When a line in the data below includes "text", count it; then give only the total.

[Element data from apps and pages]

_ _ _ _

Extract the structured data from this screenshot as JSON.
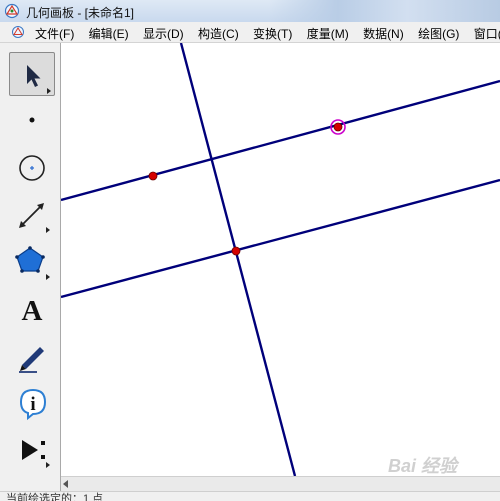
{
  "window": {
    "title": "几何画板 - [未命名1]"
  },
  "menu": {
    "items": [
      {
        "label": "文件(F)"
      },
      {
        "label": "编辑(E)"
      },
      {
        "label": "显示(D)"
      },
      {
        "label": "构造(C)"
      },
      {
        "label": "变换(T)"
      },
      {
        "label": "度量(M)"
      },
      {
        "label": "数据(N)"
      },
      {
        "label": "绘图(G)"
      },
      {
        "label": "窗口("
      }
    ]
  },
  "toolbox": {
    "tools": [
      {
        "name": "selection-arrow-tool",
        "icon": "arrow-icon",
        "selected": true
      },
      {
        "name": "point-tool",
        "icon": "point-icon"
      },
      {
        "name": "compass-tool",
        "icon": "compass-circle-icon"
      },
      {
        "name": "straightedge-tool",
        "icon": "segment-icon"
      },
      {
        "name": "polygon-tool",
        "icon": "pentagon-icon"
      },
      {
        "name": "text-tool",
        "icon": "text-a-icon",
        "glyph": "A"
      },
      {
        "name": "marker-tool",
        "icon": "pen-icon"
      },
      {
        "name": "information-tool",
        "icon": "info-icon",
        "glyph": "i"
      },
      {
        "name": "custom-tool",
        "icon": "custom-play-icon"
      }
    ]
  },
  "status": {
    "text": "当前绘选定的：1 点"
  },
  "watermark": {
    "text": "Bai 经验"
  },
  "colors": {
    "line": "#00007a",
    "point_fill": "#d40000",
    "selected_ring": "#cc00cc"
  }
}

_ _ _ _

Task result :: 4